→ TO DO
Filter the entries that follow, copying every line in which the word "Mitglieder" appears.
=-=-=
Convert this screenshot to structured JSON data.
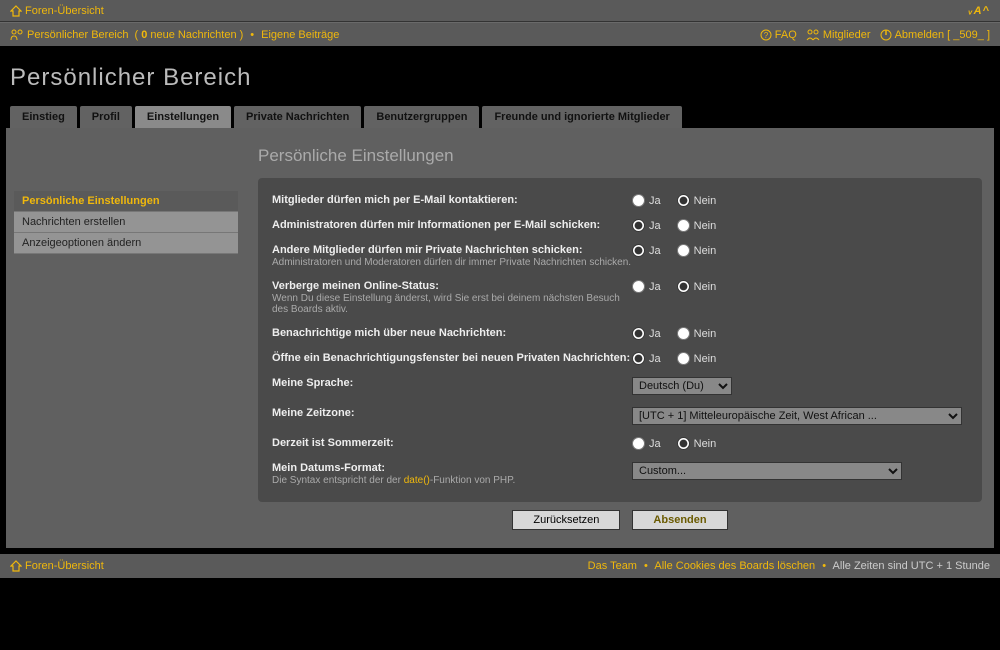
{
  "header": {
    "forum_index": "Foren-Übersicht",
    "font_toggle": "ᵥA^"
  },
  "navbar": {
    "personal_area": "Persönlicher Bereich",
    "new_msg_count": "0",
    "new_msg_text": " neue Nachrichten",
    "own_posts": "Eigene Beiträge",
    "faq": "FAQ",
    "members": "Mitglieder",
    "logout": "Abmelden [ _509_ ]"
  },
  "page_title": "Persönlicher Bereich",
  "tabs": [
    {
      "label": "Einstieg"
    },
    {
      "label": "Profil"
    },
    {
      "label": "Einstellungen"
    },
    {
      "label": "Private Nachrichten"
    },
    {
      "label": "Benutzergruppen"
    },
    {
      "label": "Freunde und ignorierte Mitglieder"
    }
  ],
  "side": [
    {
      "label": "Persönliche Einstellungen"
    },
    {
      "label": "Nachrichten erstellen"
    },
    {
      "label": "Anzeigeoptionen ändern"
    }
  ],
  "panel_title": "Persönliche Einstellungen",
  "yes": "Ja",
  "no": "Nein",
  "rows": {
    "r0": {
      "label": "Mitglieder dürfen mich per E-Mail kontaktieren:"
    },
    "r1": {
      "label": "Administratoren dürfen mir Informationen per E-Mail schicken:"
    },
    "r2": {
      "label": "Andere Mitglieder dürfen mir Private Nachrichten schicken:",
      "hint": "Administratoren und Moderatoren dürfen dir immer Private Nachrichten schicken."
    },
    "r3": {
      "label": "Verberge meinen Online-Status:",
      "hint": "Wenn Du diese Einstellung änderst, wird Sie erst bei deinem nächsten Besuch des Boards aktiv."
    },
    "r4": {
      "label": "Benachrichtige mich über neue Nachrichten:"
    },
    "r5": {
      "label": "Öffne ein Benachrichtigungsfenster bei neuen Privaten Nachrichten:"
    },
    "r6": {
      "label": "Meine Sprache:"
    },
    "r7": {
      "label": "Meine Zeitzone:"
    },
    "r8": {
      "label": "Derzeit ist Sommerzeit:"
    },
    "r9": {
      "label": "Mein Datums-Format:",
      "hint_pre": "Die Syntax entspricht der der ",
      "hint_link": "date()",
      "hint_post": "-Funktion von PHP."
    }
  },
  "lang_option": "Deutsch (Du)",
  "tz_option": "[UTC + 1] Mitteleuropäische Zeit, West African ...",
  "date_option": "Custom...",
  "reset": "Zurücksetzen",
  "submit": "Absenden",
  "footer": {
    "forum_index": "Foren-Übersicht",
    "team": "Das Team",
    "cookies": "Alle Cookies des Boards löschen",
    "tz": "Alle Zeiten sind UTC + 1 Stunde"
  }
}
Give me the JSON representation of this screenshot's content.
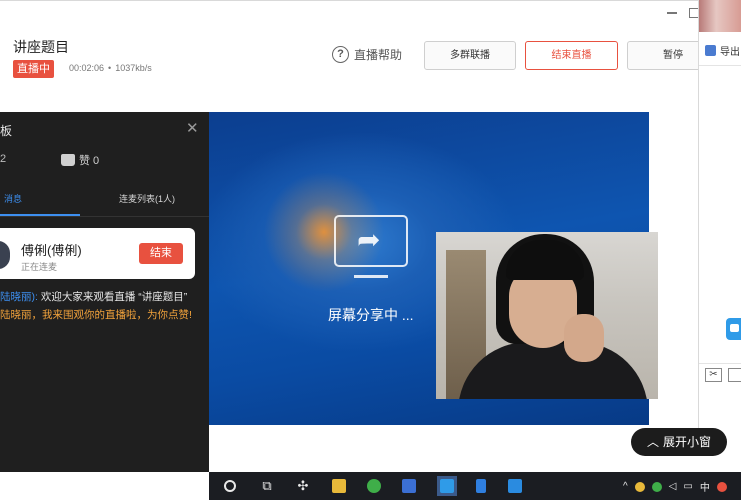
{
  "header": {
    "title": "讲座题目",
    "live_badge": "直播中",
    "duration": "00:02:06",
    "bitrate": "1037kb/s",
    "help_label": "直播帮助",
    "buttons": {
      "multi_group": "多群联播",
      "end_live": "结束直播",
      "pause": "暂停"
    }
  },
  "right_panel": {
    "guide_label": "导出"
  },
  "chat_panel": {
    "title": "板",
    "viewer_count": "2",
    "like_label": "赞 0",
    "tabs": {
      "messages": "消息",
      "mic_list": "连麦列表(1人)"
    },
    "mic_card": {
      "name": "傅俐(傅俐)",
      "status": "正在连麦",
      "end_button": "结束"
    },
    "messages": [
      {
        "user": "陆晓丽):",
        "text": "欢迎大家来观看直播 “讲座题目”"
      },
      {
        "text": "陆晓丽，我来围观你的直播啦，为你点赞!"
      }
    ]
  },
  "stage": {
    "sharing_text": "屏幕分享中 ..."
  },
  "expand_pill": {
    "label": "展开小窗"
  },
  "taskbar": {
    "tray_ime": "中"
  },
  "colors": {
    "accent_red": "#e8513f",
    "accent_blue": "#3d8ff0",
    "dark_panel": "#1f1f1f",
    "taskbar": "#1b1d22"
  }
}
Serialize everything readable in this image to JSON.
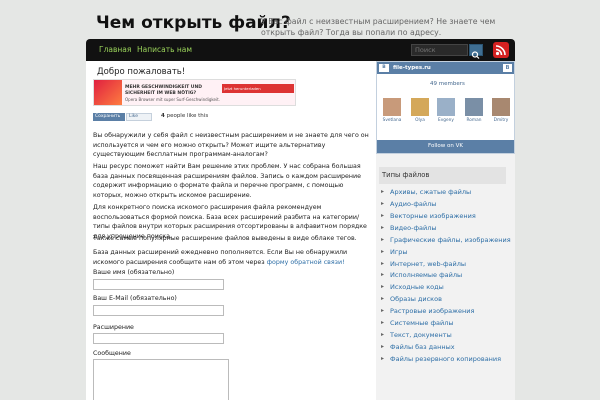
{
  "site": {
    "title": "Чем открыть файл?",
    "description": "У Вас файл с неизвестным расширением? Не знаете чем открыть файл? Тогда вы попали по адресу."
  },
  "nav": {
    "items": [
      "Главная",
      "Написать нам"
    ],
    "search_placeholder": "Поиск"
  },
  "main": {
    "title": "Добро пожаловать!",
    "ad": {
      "line1": "MEHR GESCHWINDIGKEIT UND SICHERHEIT IM WEB NÖTIG?",
      "line2": "Opera Browser mit super Surf-Geschwindigkeit.",
      "button": "Jetzt herunterladen"
    },
    "share_label": "Сохранить",
    "like_label": "Like",
    "like_count": "4",
    "like_text": " people like this",
    "paragraphs": [
      "Вы обнаружили у себя файл с неизвестным расширением и не знаете для чего он используется и чем его можно открыть? Может ищите альтернативу существующим бесплатным программам-аналогам?",
      "Наш ресурс поможет найти Вам решение этих проблем. У нас собрана большая база данных посвященная расширениям файлов.  Запись о каждом расширение содержит информацию о формате файла и перечне программ, с помощью  которых, можно открыть искомое расширение.",
      "Для конкретного поиска искомого расширения файла рекомендуем воспользоваться формой поиска. База всех расширений разбита на категории/типы файлов внутри которых расширения отсортированы в алфавитном порядке для упрощение поиска.",
      "Также самые популярные расширение файлов выведены в виде облаке тегов."
    ],
    "para5_text": "База данных расширений ежедневно пополняется. Если Вы не обнаружили искомого расширения сообщите нам об этом через ",
    "para5_link": "форму обратной связи!",
    "form": {
      "name_label": "Ваше имя (обязательно)",
      "email_label": "Ваш E-Mail (обязательно)",
      "subject_label": "Расширение",
      "message_label": "Сообщение"
    }
  },
  "sidebar": {
    "vk": {
      "name": "file-types.ru",
      "members": "49 members",
      "member_names": [
        "Svetlana",
        "Olya",
        "Evgeny",
        "Roman",
        "Dmitry"
      ],
      "member_colors": [
        "#c89a7a",
        "#d4a85a",
        "#9ab0c8",
        "#7a8fa6",
        "#a88870"
      ],
      "follow_label": "Follow on VK",
      "brand_color": "#5b7fa6"
    },
    "categories_title": "Типы файлов",
    "categories": [
      "Архивы, сжатые файлы",
      "Аудио-файлы",
      "Векторные изображения",
      "Видео-файлы",
      "Графические файлы, изображения",
      "Игры",
      "Интернет, web-файлы",
      "Исполняемые файлы",
      "Исходные коды",
      "Образы дисков",
      "Растровые изображения",
      "Системные файлы",
      "Текст, документы",
      "Файлы баз данных",
      "Файлы резервного копирования"
    ]
  }
}
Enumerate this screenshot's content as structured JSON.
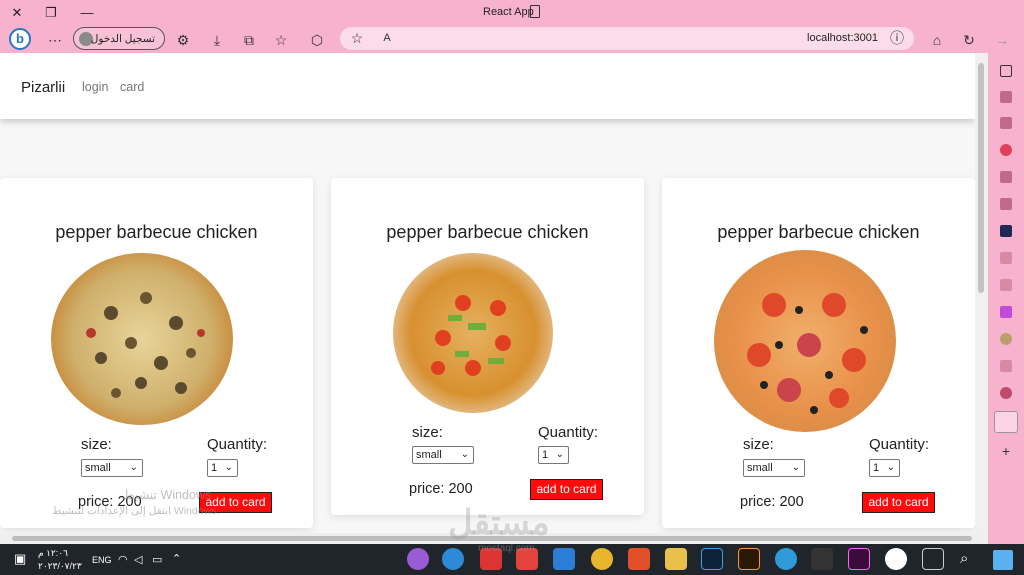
{
  "window": {
    "title": "React App"
  },
  "browser": {
    "profile_label": "تسجيل الدخول",
    "url": "localhost:3001"
  },
  "navbar": {
    "brand": "Pizarlii",
    "links": [
      "login",
      "card"
    ]
  },
  "products": [
    {
      "title": "pepper barbecue chicken",
      "size_label": "size:",
      "size_value": "small",
      "qty_label": "Quantity:",
      "qty_value": "1",
      "price": "price: 200",
      "button": "add to card"
    },
    {
      "title": "pepper barbecue chicken",
      "size_label": "size:",
      "size_value": "small",
      "qty_label": "Quantity:",
      "qty_value": "1",
      "price": "price: 200",
      "button": "add to card"
    },
    {
      "title": "pepper barbecue chicken",
      "size_label": "size:",
      "size_value": "small",
      "qty_label": "Quantity:",
      "qty_value": "1",
      "price": "price: 200",
      "button": "add to card"
    }
  ],
  "watermark": {
    "line1": "تنشيط Windows",
    "line2": "انتقل إلى الإعدادات لتنشيط Windows.",
    "site": "مستقل",
    "site_sub": "mostaql.com"
  },
  "taskbar": {
    "lang": "ENG",
    "time": "١٢:٠٦ م",
    "date": "٢٠٢٣/٠٧/٢٣"
  },
  "colors": {
    "button": "#ff0b0b",
    "frame": "#f7b3cd"
  }
}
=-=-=
→ OUTPUT OF THE TASK
    "members": "Mitglieder",
      "label": "Freunde und ignorierte Mitglieder"
      "label": "Mitglieder dürfen mich per E-Mail kontaktieren:"
      "label": "Andere Mitglieder dürfen mir Private Nachrichten schicken:",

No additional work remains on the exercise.